The Difficulty with School Schedules

Cody Seales

Cody Seales, Writer

Hang on for a minute...we're trying to find some more stories you might like.

Email This Story

There is a lot of work that goes into the production of the class schedule, and many students blame the counselors for their schedule being messed up or disorganized. There are too many factors that go into the production of the schedule for it to only be the counselors fault. In fact, most of the time it’s the students fault for not being clear on the classes they desire.

The master schedule starts to take shape a little before winter break when the course selection sheets are handed out and the teachers begin to advise students on what courses to take. The schedule choices are finalized right after the Student Led Conferences when the student goes to a designated computer lab and the classes themselves. All possible classes and alternative classes are established by the student. The choices are compiled and eventually developed into a schedule that meets the requirements of the student.

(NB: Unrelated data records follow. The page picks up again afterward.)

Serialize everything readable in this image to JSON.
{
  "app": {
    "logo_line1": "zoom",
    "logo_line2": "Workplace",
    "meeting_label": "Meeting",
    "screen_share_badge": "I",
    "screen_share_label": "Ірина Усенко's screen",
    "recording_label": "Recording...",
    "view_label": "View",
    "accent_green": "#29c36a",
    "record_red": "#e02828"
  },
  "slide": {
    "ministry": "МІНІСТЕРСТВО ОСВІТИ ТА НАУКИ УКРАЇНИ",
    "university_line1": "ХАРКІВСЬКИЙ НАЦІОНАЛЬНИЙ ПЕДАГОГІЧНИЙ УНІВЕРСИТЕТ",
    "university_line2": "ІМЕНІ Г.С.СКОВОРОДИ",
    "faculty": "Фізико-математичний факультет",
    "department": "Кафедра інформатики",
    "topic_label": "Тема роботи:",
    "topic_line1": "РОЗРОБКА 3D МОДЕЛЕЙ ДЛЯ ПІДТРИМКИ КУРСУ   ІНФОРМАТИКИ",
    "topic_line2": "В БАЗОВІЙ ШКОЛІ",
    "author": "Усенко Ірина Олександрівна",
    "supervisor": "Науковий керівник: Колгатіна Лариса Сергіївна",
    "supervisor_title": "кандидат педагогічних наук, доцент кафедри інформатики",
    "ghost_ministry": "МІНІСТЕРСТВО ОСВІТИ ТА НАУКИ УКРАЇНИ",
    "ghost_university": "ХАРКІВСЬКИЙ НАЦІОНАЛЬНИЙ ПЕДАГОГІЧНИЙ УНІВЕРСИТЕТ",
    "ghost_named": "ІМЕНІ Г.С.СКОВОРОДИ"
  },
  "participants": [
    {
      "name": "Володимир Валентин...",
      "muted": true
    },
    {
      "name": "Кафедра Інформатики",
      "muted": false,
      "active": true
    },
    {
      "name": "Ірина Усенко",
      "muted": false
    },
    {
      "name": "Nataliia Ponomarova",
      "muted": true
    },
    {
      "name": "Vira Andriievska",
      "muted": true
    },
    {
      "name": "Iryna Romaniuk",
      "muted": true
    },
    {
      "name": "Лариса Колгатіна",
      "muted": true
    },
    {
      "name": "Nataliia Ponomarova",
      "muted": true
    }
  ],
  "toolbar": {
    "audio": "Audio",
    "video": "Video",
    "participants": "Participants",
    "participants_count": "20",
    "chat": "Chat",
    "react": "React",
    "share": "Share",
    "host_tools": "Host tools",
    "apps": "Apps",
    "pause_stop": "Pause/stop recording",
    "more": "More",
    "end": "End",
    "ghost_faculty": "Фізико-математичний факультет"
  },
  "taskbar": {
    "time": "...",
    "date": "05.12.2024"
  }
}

The problems began with the priority of certain students over others and what classes the school is going to fund with its limited budget. Certain classes that are not absolutely necessary for graduation are cut. If a student requests to be put into Algebra 2 when the class is almost full, and there are other students that need to class to graduate, the student that requested it is held at a lower priority. The same idea applies to the classes that students don’t need to graduate. Science, English, and math classes are higher priority than foreign language or art classes. And all these factors, the budget, the student choices and priority, all have to be factored in. And all before the schedule changes are requested. Also, there is a massive amount of incoming freshmen.

There are now, according to Mr. Wentz “32-34 per class.” Teachers are swamped with students. There is so much for counselors to think about budget and students mass wise. It is a difficult job to organize 1,800 students into a schedule that pleases everyone. Although the schedules don’t work out perfectly, the counselors are working hard to assure the students that their graduation schedules will work out.

Print Friendly, PDF & Email